Digital tools (free course)
Historians are increasingly required to understand and make use of complex digital tools in order analyse and present their research in new and exciting ways.
This free online course offers an introduction to various common tools and techniques. Topics covered include visualisation, linked data, and cloud computing, with more extensive training provided for semantic markup and text mining.
There are various digital tools available to historians to enable them to better analyse, present and carry out research in their fields of interest. These training modules and case studies are intended as introductions to some of these tools, giving historians an idea and starting point for what the tool is for, what it can do for them, and how they might start going about making use of it.
Digital research areas covered are:
- Semantic Markup (training module; case studies; tool audit)
- Text Mining (training module; case study; tool audit)
- Visualisation tools (case study; tool audit)
- Linked data (case study; tool audit)
- Cloud computing (tool audit)
There are three primary components. First, a tools audit held on History Online which lists software which can be used for the five areas mentioned above. Second, a series of case studies looking in more detail at how historians have already made use of the tool. Third, two training modules which introduce historians to semantic markup and text mining, assuming no prior knowledge. These are described in more detail below:

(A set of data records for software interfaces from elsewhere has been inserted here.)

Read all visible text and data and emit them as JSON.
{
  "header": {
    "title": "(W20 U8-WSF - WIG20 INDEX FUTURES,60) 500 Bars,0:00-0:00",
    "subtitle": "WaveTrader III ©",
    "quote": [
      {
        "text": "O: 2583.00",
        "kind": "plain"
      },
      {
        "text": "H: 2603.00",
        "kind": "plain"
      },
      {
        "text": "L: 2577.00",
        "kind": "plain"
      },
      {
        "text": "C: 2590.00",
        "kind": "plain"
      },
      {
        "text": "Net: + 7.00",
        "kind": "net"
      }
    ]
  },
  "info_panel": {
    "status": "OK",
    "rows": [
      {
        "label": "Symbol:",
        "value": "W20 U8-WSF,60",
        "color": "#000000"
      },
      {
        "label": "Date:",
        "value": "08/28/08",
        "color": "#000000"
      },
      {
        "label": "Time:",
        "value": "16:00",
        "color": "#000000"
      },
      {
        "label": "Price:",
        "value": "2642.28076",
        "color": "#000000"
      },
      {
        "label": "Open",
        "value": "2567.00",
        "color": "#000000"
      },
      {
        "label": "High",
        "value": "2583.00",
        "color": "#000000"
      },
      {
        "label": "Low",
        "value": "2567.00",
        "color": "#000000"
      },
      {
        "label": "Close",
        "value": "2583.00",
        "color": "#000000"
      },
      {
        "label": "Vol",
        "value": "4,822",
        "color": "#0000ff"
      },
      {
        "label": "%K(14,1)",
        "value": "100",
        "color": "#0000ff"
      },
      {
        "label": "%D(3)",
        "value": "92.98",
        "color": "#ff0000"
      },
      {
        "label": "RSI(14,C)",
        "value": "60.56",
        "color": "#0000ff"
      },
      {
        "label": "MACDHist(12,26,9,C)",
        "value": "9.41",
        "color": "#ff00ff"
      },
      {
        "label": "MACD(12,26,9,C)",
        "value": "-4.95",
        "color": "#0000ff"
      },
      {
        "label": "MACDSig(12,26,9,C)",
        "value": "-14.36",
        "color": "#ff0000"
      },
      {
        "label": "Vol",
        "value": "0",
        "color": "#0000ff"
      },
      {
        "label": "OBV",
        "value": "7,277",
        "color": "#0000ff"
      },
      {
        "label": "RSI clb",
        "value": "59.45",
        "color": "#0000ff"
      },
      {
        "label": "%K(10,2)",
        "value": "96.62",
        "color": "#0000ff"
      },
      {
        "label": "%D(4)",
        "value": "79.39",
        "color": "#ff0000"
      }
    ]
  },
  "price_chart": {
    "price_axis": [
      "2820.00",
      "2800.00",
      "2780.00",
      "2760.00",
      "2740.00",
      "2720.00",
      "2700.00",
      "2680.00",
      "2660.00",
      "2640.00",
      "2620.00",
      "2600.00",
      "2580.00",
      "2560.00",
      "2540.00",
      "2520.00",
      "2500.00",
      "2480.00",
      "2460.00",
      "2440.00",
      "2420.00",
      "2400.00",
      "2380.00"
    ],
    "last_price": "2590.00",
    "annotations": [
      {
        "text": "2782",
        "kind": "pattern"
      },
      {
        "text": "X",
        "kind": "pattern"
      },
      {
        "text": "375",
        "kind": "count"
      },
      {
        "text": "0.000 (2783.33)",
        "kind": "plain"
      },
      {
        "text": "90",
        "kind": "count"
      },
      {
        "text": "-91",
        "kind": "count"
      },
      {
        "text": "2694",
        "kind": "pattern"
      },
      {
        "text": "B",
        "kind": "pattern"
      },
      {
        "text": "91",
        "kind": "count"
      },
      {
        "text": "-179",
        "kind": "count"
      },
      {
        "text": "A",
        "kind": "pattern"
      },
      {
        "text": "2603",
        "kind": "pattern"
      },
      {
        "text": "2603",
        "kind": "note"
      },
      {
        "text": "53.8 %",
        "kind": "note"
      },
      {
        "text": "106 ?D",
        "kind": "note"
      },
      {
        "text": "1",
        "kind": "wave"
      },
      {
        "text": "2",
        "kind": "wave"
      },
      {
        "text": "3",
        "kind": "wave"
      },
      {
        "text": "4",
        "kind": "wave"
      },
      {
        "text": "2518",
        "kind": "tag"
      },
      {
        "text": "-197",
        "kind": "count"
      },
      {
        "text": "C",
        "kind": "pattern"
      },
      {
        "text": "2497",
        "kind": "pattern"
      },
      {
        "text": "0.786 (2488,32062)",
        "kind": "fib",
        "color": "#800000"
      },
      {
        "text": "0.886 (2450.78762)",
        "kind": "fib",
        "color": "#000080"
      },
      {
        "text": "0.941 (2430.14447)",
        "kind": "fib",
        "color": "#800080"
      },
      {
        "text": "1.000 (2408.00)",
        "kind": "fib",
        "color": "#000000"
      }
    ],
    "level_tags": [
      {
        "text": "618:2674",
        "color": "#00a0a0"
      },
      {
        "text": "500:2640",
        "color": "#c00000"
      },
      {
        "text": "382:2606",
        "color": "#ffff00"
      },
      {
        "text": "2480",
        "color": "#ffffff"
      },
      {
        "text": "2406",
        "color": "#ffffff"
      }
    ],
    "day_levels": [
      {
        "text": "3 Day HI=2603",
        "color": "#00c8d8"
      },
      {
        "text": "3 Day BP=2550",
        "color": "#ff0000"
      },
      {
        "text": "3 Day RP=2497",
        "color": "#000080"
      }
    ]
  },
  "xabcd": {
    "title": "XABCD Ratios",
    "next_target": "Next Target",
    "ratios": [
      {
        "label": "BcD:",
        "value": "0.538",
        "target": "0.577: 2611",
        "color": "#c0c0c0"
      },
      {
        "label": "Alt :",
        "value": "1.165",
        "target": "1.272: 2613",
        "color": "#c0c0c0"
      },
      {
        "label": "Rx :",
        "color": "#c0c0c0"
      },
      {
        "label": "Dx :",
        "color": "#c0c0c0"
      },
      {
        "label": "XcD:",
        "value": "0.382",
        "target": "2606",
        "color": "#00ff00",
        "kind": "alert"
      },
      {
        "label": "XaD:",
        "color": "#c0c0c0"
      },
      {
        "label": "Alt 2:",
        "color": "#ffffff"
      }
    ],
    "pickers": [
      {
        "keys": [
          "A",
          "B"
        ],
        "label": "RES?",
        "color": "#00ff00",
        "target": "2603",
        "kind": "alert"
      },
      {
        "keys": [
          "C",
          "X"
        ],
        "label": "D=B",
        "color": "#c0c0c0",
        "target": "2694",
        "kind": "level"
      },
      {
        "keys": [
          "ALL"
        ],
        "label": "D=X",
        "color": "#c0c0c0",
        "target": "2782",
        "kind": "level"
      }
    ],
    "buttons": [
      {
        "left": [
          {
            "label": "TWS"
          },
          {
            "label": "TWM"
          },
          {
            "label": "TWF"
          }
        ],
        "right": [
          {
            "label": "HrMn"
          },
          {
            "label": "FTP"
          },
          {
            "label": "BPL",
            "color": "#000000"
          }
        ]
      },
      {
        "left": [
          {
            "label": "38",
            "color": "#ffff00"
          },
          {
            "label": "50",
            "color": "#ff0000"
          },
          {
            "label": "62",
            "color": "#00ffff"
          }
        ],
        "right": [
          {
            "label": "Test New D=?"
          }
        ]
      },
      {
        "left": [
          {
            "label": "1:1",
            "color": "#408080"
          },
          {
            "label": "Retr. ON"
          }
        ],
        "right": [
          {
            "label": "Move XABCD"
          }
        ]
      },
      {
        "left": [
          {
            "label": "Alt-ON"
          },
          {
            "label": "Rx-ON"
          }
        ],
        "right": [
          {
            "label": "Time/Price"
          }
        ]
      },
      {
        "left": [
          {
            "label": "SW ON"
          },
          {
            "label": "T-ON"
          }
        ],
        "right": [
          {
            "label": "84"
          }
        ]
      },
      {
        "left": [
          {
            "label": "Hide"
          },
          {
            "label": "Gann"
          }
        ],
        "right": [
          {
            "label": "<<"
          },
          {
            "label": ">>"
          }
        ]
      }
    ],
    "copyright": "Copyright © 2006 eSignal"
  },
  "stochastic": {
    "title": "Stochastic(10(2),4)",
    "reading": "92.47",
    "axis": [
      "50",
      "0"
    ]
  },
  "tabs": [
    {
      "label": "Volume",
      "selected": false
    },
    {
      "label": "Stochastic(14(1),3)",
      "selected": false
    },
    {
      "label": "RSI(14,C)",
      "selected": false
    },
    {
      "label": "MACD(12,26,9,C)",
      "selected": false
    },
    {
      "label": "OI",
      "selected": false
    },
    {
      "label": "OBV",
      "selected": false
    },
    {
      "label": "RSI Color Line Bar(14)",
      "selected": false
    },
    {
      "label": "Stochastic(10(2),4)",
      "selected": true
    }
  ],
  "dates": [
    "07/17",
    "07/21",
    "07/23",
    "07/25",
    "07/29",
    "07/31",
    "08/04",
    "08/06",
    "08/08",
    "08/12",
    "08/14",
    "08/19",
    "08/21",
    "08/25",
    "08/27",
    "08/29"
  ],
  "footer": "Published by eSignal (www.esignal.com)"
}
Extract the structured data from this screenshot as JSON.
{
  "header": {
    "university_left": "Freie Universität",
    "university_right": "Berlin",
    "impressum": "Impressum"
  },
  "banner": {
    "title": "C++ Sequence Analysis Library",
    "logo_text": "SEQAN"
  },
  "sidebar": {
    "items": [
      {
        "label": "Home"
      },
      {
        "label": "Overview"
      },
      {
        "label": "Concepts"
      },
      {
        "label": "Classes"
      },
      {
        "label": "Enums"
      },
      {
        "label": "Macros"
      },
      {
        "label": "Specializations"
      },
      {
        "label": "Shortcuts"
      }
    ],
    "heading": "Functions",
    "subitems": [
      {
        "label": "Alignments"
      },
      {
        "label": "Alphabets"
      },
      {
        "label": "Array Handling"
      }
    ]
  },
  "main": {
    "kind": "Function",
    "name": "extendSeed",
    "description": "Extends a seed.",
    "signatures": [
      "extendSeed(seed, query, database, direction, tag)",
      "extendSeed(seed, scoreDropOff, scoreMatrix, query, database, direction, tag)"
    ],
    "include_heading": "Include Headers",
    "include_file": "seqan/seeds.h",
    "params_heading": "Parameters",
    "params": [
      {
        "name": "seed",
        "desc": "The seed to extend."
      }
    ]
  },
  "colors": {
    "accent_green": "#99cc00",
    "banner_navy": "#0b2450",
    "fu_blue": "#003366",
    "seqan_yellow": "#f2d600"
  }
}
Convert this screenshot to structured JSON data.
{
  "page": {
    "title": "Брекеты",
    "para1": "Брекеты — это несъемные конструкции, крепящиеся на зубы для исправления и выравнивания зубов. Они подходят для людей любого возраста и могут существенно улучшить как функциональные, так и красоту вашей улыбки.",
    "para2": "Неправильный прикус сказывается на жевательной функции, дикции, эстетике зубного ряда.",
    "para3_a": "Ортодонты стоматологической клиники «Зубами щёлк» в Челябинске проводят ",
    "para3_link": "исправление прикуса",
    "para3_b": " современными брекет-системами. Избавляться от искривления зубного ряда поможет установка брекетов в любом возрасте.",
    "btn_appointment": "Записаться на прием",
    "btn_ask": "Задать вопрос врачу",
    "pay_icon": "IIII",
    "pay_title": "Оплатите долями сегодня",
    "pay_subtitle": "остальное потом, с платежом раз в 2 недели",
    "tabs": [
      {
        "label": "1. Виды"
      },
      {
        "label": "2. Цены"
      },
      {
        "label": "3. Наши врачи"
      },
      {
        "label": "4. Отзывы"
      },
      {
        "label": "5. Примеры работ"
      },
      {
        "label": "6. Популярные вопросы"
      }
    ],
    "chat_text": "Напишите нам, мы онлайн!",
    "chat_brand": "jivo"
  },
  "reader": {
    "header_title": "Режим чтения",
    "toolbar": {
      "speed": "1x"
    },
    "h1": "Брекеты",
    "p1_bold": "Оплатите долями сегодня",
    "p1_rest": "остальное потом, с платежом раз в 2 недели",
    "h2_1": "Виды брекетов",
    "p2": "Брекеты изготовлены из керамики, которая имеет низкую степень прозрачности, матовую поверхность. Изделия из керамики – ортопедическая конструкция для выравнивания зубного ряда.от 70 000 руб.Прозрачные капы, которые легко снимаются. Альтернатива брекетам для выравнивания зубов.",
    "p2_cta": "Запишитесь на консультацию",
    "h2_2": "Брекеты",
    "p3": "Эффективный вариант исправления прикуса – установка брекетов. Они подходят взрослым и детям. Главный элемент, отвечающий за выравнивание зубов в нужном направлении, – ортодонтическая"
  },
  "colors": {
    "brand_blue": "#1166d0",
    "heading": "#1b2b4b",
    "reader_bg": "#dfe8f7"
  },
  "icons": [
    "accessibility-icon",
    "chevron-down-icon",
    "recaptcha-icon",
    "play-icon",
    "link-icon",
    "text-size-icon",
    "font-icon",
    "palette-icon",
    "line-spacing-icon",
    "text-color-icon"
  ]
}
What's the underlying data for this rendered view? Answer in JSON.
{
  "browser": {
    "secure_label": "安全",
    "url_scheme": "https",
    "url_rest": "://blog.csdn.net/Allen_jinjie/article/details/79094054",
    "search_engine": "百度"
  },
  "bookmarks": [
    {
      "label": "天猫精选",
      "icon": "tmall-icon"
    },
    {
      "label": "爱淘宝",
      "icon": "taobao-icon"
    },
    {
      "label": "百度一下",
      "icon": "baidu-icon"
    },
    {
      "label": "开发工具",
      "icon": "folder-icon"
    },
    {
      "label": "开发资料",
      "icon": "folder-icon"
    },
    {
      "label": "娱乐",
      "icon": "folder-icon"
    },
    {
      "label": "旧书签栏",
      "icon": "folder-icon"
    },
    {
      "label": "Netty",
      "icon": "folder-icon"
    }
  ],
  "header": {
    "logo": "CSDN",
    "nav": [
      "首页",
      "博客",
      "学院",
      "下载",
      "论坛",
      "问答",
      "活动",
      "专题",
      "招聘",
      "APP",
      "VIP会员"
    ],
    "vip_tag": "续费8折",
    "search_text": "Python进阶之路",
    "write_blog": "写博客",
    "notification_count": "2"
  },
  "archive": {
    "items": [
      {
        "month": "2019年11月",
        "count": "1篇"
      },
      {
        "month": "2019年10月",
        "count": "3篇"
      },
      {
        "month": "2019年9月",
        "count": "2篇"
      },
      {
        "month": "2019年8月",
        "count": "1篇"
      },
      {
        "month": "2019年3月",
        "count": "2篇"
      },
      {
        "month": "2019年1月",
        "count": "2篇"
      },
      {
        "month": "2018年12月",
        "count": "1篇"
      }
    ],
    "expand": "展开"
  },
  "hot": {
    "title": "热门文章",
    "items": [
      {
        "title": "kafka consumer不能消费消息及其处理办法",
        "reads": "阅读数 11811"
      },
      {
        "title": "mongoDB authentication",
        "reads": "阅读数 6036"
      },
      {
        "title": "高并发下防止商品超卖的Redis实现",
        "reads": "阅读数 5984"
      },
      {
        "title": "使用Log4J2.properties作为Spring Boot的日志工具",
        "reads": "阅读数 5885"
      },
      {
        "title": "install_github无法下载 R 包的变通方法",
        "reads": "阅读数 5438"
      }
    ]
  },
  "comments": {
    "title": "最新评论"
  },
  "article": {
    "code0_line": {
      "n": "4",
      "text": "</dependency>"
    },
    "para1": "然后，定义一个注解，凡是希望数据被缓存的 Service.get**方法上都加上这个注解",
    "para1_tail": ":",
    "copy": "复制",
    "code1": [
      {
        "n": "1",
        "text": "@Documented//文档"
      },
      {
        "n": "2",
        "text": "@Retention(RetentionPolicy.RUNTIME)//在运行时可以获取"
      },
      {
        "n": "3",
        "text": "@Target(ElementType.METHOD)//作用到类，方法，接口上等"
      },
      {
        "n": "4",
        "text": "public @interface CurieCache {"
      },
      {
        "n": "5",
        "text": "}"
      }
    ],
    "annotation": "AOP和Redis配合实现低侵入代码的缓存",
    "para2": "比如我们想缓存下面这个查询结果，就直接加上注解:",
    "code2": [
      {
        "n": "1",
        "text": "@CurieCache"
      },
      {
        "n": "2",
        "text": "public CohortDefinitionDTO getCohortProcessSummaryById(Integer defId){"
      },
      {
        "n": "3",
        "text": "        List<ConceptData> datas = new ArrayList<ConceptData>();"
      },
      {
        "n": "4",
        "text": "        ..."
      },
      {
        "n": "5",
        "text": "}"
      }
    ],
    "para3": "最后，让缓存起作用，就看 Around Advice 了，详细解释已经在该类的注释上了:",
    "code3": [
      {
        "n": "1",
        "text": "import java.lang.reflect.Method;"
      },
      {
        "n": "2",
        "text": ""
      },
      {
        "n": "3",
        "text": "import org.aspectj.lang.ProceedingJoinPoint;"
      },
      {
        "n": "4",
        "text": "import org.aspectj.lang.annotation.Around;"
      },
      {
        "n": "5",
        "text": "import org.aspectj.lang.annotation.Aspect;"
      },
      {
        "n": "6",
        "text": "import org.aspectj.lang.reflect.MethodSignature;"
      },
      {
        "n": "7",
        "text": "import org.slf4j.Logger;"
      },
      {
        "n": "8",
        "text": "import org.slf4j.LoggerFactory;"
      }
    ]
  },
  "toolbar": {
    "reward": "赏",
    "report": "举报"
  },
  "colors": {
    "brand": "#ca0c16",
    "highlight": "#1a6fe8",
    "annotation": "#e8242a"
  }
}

Semantic markup: an introduction for historians: This module guides you in easy steps through the process of why you might want to mark up a text, how to do it, and what you need to consider throughout the process. The module looks primarily at what XML is and how to use it and gives you some ideas of how to use it for historical research using texts.
Text Mining: an introduction for historians: If you have ever wanted to search a broad range of texts or a large text and analyse it in complex ways then text mining tools might well be what you need. This module begins with a simple guide to what text mining is, and how it can be used in its most basic forms for historical research. From there the module gets more in-depth, with introductory training in using natural language processing, named entry recognition, and topic modelling.
Both modules are introductions to their respective topics, but will give you enough knowledge to move forward with your own research materials in new and exciting ways.